Wednesday, November 7, 2012

Elation, Despond, Sobriety

We are not, like Britain, a parliamentary democracy. There a national election decides the party that will really take power, and its leader then becomes the chief executive. With victory goes the right to rule. Not so in our case. Our presidential elections decide who, under the Constitution, “shall take Care that the Laws be faithfully executed.” The power, in our case, is most clearly present in the House and in the Senate, and these bodies, their members elected separately, may split it. That, in effect, is the outcome of yesterday’s elections. Republicans retain their control over the House; the Democrats still hold the Senate. But with a plurality of 53, the Democrats lack the supermajority (60) to dominate unimpeded even just in the Senate. Power is dispersed. Effective governance requires something beyond the blue and red coloration of maps.

Looking at those maps in closer resolution reveals the Two Americas John Edwards used to talk about. The red areas are from the suburbs of urban centers outward, the blue from the suburbs of urban centers inward. In terms of actual acreage covered, red is everywhere but blue, which is but spots on every map, holds a slender majority of the population. Going by last night’s vote, 62.0 million live in Blue America, at least in their convictions; 58.8 million in the Red America [these numbers will keep changing for a while.]

Now emotions dominated the politically engaged last night as, at 11:18 p.m., CNN projected President Obama’s victory. Elation and Despond. But what follows now is the sober realization that, alas, higher sorts of human qualities, like responsibility and cooperation, will be demanded of us to run this country for at least the next two years. And at about the halfway point in that brief spell, the passions will once more gather into fervent seething as Congressional elections will begin to be fought all over again. We’ve spent the last year-and-a-half, minimally, whipping up the passions and bringing them to a towering peak—to achieve the status quo ante.


  1. A sobering observation indeed, at the end of your post.
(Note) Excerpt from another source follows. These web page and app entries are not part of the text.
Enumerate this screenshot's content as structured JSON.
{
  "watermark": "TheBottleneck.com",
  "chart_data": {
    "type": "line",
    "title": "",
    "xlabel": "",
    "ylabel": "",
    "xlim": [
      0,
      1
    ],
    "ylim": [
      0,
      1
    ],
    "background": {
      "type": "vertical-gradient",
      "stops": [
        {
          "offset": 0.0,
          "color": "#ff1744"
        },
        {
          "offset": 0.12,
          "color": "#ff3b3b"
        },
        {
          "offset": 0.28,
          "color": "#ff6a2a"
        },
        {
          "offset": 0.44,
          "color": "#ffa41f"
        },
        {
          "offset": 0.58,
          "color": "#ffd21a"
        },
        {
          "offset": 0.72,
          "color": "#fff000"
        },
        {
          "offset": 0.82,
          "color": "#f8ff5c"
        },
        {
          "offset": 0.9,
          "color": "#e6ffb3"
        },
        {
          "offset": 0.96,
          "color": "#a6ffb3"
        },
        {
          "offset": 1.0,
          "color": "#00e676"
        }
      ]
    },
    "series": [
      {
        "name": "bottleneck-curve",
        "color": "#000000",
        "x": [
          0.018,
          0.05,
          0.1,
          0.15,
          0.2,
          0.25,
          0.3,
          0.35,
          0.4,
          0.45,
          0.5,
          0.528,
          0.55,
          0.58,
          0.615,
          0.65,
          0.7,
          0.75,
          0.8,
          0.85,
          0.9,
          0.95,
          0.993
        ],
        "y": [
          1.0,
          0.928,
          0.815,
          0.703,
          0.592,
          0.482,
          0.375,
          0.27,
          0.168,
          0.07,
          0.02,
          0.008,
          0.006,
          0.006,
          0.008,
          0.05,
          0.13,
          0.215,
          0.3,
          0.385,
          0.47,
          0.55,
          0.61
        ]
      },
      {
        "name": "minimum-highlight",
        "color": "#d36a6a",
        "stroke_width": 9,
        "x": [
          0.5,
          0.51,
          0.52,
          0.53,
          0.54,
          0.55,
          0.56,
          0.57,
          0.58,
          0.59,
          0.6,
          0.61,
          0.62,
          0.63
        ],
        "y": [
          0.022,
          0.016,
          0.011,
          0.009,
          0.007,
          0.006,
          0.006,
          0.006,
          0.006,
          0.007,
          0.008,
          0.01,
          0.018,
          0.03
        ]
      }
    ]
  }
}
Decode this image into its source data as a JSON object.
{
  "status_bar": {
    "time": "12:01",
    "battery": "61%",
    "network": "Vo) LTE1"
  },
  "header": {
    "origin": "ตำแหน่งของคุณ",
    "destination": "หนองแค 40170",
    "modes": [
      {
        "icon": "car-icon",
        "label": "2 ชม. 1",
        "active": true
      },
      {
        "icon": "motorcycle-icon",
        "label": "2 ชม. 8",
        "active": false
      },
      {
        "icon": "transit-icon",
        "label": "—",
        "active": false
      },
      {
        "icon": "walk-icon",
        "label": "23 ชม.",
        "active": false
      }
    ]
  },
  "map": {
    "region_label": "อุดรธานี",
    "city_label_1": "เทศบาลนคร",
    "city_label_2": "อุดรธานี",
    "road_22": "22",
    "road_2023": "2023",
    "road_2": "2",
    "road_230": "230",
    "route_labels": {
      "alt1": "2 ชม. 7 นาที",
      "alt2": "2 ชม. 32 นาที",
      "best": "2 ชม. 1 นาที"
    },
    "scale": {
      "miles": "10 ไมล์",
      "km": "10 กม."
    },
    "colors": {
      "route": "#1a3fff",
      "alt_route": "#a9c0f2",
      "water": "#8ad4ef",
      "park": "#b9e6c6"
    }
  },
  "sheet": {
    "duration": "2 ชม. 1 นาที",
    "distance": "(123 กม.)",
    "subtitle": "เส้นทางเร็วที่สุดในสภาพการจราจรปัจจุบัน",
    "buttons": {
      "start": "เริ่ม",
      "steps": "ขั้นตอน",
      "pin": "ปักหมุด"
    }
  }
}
So counter productive, really, this hyping of everything (or, "whipping up the passions" as you say) in order to stimulate voters when it is sobriety and compromise that are necessary to govern...

    What struck me as very odd in this election is how the approval rating for Congress can be as low as it is, around 9 percent, and yet we re-elect the same representatives at such a high rate... This must be part of the ever more distorting impact of the gerrymander in our electoral system... as it's in the House where the gerrymander is most notable at the national level.

    Here's hoping those higher sorts of human qualities can be put to constructive work for as long as possible before the next election cycle gets rolling!

  2. You know, of course, that they gerrymandered B and me out of the solidly Democratic 13th Congressional district--yes, the 13th--after the 2010 Census. We are now in the 14th, the redistricters probably hoping to create a reliable Republican-leaning district. Nonetheless, Peters (D) won here anyway, with a 72% plurality, hence the district, I'd imagine, also went for President Obama--although I can't find numbers at that resolution. But John's point is solid. The majority describe themselves as "moderate." But gerrymandering artificially enhances uniformity; hence few any longer run as moderates. Hence Congress is rigidly bristly. The incentives for moderate behavior are being gerrymandered away--while the public sentiment in favor of responsible behavior keeps rising.


Note: Only a member of this blog may post a comment.